| WHAT YOU ARE ASKED TO DO |
Lift every line from the entries that includes the word "Stick".
>>>>
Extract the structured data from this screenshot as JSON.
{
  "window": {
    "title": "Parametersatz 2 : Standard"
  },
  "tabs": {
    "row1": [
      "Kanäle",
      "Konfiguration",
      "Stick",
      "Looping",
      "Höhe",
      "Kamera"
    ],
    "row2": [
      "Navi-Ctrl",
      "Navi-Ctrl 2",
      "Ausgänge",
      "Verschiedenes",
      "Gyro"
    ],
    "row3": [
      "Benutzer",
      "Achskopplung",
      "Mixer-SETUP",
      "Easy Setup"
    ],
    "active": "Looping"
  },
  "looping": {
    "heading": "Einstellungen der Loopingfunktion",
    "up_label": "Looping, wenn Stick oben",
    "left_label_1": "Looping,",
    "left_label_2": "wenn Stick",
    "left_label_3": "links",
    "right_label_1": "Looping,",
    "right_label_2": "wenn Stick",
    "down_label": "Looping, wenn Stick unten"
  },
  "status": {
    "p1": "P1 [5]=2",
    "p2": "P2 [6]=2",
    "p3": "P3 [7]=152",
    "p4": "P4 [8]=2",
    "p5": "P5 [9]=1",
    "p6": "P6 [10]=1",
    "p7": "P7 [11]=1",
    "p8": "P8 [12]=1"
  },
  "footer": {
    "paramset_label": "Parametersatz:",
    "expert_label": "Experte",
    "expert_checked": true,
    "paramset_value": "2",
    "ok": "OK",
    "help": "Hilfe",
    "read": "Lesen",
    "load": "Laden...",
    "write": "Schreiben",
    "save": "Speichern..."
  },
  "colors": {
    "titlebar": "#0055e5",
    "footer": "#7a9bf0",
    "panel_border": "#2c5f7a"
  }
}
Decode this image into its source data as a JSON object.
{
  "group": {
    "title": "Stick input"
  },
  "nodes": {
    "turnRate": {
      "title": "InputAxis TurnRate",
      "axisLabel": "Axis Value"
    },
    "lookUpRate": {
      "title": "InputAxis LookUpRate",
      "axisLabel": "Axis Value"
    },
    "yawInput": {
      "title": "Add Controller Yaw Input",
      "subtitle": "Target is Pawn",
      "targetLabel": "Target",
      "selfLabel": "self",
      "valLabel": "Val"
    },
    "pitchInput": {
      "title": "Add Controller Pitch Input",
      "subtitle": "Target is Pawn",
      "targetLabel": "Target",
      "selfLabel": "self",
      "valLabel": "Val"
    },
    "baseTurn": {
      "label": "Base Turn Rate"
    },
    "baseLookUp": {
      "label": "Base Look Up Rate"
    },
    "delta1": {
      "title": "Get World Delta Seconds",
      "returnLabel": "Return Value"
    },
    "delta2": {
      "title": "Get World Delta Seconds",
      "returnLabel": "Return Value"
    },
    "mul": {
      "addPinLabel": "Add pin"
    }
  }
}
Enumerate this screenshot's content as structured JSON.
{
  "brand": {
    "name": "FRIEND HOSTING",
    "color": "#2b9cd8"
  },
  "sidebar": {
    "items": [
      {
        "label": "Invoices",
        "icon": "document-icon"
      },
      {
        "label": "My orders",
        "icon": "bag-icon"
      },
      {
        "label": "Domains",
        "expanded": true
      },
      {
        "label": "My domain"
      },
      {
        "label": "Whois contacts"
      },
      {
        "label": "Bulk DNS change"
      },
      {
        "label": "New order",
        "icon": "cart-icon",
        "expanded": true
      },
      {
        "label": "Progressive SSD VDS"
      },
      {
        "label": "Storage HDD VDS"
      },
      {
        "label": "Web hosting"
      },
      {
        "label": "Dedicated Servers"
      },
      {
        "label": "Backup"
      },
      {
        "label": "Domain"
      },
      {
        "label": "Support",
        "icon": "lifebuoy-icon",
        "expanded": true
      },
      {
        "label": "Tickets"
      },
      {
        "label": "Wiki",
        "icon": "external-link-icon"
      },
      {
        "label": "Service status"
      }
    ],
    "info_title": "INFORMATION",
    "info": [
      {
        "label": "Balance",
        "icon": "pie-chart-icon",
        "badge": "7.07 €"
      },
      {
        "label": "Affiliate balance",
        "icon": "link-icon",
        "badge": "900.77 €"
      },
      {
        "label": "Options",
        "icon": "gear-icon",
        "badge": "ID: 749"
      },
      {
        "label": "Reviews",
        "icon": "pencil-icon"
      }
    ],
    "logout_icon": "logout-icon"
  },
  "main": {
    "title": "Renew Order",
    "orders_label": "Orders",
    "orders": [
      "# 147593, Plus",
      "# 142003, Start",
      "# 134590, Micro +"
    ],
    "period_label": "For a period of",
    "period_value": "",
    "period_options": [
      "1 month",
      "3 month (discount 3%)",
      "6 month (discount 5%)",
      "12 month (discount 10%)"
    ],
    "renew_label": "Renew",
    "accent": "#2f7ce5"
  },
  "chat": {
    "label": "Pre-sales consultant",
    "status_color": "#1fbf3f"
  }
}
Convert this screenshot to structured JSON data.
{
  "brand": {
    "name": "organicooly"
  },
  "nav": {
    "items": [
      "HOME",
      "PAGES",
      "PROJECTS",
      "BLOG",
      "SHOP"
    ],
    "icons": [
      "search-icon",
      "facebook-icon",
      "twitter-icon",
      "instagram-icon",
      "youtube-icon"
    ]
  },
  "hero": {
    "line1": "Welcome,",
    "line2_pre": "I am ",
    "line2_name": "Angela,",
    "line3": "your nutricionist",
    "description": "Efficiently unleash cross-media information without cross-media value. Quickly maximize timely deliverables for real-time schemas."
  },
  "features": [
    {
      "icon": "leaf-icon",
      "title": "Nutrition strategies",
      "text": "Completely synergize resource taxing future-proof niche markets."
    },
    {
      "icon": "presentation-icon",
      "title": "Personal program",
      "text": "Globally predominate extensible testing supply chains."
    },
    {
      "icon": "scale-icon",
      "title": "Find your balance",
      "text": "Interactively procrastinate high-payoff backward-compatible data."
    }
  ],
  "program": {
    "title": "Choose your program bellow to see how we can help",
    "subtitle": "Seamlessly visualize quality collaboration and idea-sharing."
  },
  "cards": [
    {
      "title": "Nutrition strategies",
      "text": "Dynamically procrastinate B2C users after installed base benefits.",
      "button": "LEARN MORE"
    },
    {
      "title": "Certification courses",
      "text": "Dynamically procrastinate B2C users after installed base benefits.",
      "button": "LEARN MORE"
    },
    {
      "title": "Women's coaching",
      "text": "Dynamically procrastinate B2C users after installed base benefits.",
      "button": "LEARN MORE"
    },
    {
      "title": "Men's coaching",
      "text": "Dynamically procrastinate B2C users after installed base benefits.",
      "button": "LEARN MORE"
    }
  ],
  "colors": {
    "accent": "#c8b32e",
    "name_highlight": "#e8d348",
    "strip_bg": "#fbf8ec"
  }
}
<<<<
| YOUR SOLUTION |
      "Stick",
    "up_label": "Looping, wenn Stick oben",
    "left_label_2": "wenn Stick",
    "right_label_2": "wenn Stick",
    "down_label": "Looping, wenn Stick unten"
    "title": "Stick input"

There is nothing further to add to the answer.